Not pictured is a microfiber cloth and a roll of paper towels.

First, I followed the directions on the bottle for the Krud Kutter.  So far so good.  Next, the directions on eHow suggest that you use a broken toothpick to dab little water droplets of paint into the scratches using as little paint as possible.  This sounds easy so I started on the rust spot but, for whatever reason it just wouldn't work.  It could be that I was being WAY too impatient with it (they do suggest blocking off an afternoon for this process).  But, no matter how I adjusted it, it just didn't seem to be getting paint on there.  

So I switched to the keyed spots to see if it was any better.

Nope.  In fact, because the lines are so thin, I hardly got any paint in there.

I tried to altered my approach as much as I could.  I switched hands, angles, etc.  I steadied my hand as many ways as I could.  I swear, when I try to do precision work with my hands it looks like I have the drunk shakes.  Why? I don't know. I'm pretty sure I don't drink THAT much Bourbon.  Regardless, no matter my tactic, I couldn't get this patented toothpick method to work. 

Thus, using my deductive reasoning powers, I decided to try this brush approach.  It seemed to work on the rust spot albeit a bit poorly.  There was a bit of a paint raised bump but I figured I could at least sand that down before applying the clear coat. However, when I went to do the same thing with the keyed spot, the paint just spread.  Now at first this was OK since I could use the a little bit of water on the microfiber cloth to get it out.  But as my zealous Picasso-esque strokes grew so did the extra paint.  Everywhere but in the scratch.  And lo and behold, the cloth/water technique wouldn't get the ugly paint globs out.  
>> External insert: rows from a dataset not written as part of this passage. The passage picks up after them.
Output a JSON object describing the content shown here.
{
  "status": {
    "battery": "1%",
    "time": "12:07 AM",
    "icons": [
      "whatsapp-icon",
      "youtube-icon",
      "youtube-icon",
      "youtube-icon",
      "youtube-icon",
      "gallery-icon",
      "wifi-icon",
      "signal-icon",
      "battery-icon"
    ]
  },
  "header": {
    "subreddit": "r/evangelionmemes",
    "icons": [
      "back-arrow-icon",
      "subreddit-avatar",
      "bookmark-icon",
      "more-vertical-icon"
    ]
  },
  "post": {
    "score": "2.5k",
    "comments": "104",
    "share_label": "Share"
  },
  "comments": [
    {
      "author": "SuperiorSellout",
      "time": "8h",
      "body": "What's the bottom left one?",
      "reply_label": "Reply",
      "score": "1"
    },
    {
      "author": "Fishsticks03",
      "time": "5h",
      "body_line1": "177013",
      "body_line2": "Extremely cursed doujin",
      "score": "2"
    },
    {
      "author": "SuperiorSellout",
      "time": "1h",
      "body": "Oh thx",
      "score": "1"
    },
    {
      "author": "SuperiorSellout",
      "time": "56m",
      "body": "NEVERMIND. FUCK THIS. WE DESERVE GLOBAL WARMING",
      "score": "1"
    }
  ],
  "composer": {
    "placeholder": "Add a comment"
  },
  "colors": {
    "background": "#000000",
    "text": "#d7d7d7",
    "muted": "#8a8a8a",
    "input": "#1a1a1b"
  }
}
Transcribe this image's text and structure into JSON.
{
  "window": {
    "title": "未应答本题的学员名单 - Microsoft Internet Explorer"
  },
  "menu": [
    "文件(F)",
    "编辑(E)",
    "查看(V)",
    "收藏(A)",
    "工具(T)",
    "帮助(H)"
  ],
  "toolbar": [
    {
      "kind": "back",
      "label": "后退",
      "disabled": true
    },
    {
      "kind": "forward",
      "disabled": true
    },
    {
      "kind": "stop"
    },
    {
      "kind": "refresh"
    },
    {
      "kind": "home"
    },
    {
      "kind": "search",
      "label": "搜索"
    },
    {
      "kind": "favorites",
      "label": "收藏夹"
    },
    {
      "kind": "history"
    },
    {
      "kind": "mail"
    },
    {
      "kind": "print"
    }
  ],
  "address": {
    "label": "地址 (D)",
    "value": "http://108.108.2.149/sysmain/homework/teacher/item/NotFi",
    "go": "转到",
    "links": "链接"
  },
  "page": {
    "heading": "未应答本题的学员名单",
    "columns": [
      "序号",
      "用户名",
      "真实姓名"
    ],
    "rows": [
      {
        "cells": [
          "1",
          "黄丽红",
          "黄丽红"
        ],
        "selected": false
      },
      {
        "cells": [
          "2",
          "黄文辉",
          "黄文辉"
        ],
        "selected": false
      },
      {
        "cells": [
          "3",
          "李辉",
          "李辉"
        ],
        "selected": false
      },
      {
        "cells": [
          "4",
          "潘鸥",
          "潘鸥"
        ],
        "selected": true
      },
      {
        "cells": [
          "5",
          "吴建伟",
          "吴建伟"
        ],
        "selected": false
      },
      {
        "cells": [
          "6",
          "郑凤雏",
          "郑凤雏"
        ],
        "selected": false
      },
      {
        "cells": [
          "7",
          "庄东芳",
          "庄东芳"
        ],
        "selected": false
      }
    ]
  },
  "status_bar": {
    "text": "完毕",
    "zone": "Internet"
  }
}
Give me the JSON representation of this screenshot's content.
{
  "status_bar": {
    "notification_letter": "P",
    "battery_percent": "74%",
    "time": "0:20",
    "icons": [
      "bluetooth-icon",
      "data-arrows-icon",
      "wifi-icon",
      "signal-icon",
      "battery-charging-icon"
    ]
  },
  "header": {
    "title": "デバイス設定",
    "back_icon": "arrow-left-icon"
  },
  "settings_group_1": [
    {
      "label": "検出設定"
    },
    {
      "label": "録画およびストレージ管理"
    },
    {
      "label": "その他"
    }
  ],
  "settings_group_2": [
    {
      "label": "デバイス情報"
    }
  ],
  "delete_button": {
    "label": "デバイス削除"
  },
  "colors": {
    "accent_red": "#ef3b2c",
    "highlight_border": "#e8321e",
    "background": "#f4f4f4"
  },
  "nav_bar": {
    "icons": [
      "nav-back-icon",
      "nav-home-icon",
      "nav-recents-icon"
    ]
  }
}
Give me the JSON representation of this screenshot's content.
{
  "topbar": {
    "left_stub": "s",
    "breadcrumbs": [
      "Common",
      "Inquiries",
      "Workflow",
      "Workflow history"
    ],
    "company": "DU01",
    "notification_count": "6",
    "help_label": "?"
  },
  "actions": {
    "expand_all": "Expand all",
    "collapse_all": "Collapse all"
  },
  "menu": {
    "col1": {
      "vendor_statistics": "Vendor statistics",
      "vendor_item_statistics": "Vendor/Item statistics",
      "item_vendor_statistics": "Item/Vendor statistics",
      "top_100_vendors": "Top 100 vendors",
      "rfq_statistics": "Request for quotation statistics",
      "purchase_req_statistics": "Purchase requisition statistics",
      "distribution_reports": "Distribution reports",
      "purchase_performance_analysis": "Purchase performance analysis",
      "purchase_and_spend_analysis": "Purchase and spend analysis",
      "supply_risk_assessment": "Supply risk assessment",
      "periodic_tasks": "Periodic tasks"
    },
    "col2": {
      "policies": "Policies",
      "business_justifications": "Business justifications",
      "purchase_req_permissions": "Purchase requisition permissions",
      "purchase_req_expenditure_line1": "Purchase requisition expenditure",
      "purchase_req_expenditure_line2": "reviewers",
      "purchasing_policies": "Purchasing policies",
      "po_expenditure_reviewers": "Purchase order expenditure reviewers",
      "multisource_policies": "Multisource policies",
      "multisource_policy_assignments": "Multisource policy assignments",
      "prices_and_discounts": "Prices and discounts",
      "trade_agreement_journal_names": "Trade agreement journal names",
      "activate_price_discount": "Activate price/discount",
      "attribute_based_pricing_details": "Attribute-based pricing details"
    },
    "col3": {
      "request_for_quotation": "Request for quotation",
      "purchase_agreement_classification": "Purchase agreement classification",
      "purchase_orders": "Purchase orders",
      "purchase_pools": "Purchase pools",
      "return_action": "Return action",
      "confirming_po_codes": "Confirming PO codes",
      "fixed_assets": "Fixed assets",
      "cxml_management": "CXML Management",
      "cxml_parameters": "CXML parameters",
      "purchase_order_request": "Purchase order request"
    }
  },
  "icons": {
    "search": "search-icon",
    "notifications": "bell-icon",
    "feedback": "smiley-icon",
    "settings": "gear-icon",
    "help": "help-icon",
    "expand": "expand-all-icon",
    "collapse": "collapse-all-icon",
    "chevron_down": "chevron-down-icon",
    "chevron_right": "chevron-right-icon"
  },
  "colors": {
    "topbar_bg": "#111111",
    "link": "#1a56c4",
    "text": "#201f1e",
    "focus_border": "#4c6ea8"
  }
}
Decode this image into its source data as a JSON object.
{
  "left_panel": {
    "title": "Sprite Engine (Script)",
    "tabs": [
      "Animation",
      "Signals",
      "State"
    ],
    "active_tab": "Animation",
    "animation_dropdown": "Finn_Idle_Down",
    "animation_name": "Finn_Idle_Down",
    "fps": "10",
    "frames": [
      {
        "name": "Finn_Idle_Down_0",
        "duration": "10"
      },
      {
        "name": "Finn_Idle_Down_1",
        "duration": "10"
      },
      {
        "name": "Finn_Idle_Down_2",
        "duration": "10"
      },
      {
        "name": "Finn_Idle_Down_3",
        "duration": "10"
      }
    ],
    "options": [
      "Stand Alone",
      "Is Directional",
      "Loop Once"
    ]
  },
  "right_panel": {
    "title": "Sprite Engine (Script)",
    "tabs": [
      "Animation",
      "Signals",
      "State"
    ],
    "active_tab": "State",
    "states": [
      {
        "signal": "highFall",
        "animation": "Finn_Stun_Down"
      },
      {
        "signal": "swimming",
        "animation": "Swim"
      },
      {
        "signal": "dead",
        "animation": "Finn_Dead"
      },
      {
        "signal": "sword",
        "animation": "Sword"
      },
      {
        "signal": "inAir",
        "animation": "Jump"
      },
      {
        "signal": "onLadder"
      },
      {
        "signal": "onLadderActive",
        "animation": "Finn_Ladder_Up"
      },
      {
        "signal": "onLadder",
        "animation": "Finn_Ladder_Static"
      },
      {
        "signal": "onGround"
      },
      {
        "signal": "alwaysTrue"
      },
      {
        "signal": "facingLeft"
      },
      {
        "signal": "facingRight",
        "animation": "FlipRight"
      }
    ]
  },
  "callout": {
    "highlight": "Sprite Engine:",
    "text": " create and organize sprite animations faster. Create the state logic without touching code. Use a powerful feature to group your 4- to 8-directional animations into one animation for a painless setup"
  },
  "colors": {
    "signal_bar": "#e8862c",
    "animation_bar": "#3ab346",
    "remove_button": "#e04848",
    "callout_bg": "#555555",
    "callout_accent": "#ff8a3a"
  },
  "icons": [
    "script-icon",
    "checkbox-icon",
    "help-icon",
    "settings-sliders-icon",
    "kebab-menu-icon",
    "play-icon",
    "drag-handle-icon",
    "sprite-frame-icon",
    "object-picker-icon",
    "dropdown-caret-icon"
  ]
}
PAUSE. Breathe.

After careful consideration, I decided to use what I thought was an ultra-fine, 1600 grit square of sandpaper to get off the excess.  

You can see where this is going, I'm sure.

I scrubbed it careful with this wet sand paper and after a couple of seconds of scrubbing I noticed that my paint was getting some light scratches on it AND THE FUCKING EXCESS PAINT WAS STILL THERE!


The ultra-fine paper I thought I grabbed was just 600 grit sandpaper and it put light scratches on my poor, abused car.

The scratches are hard to see but you can see the discoloration.

After a couple minutes of manly hysterics and cursing the touch-up paint gods I decided to take 5.  Well, more than 5.  I decided to go to a place that men can relax and browse their troubles away...

The hardware store.

I needed to pick up a few things for this weekend's home renovation projects and I could see if I could find something to fix this small crisis.  Luckily, they had Meguiar's Direct ScratchX 2.0.  Now, they aren't paying me to say this, yet (notice a pattern here advertisers?) but I use their car care products and I've been satisfied thus far with the level of quality.  Plus, Lowes takes back anything and I figured if it didn't perform as advertised, I could at least get my money back.

Thankfully it got all of the excess paint off and after about 5 minutes of scrubbing the sandpaper scratches are starting to fade.

At this point my car now looks like this:

Like before, but thankfully no splotches or sandpaper scratches

It still needs work, but at least it's not all rust.

So, after having learned all these oh-so-helpful things this fine afternoon, I will be tackling the rest of this job tomorrow evening.  At least now, you can learn from my bumbling attempts at detail work.

Tomorrow my wife will be guest blogging, but part 2 of this DIY adventure will be posted on Saturday.


Popular Posts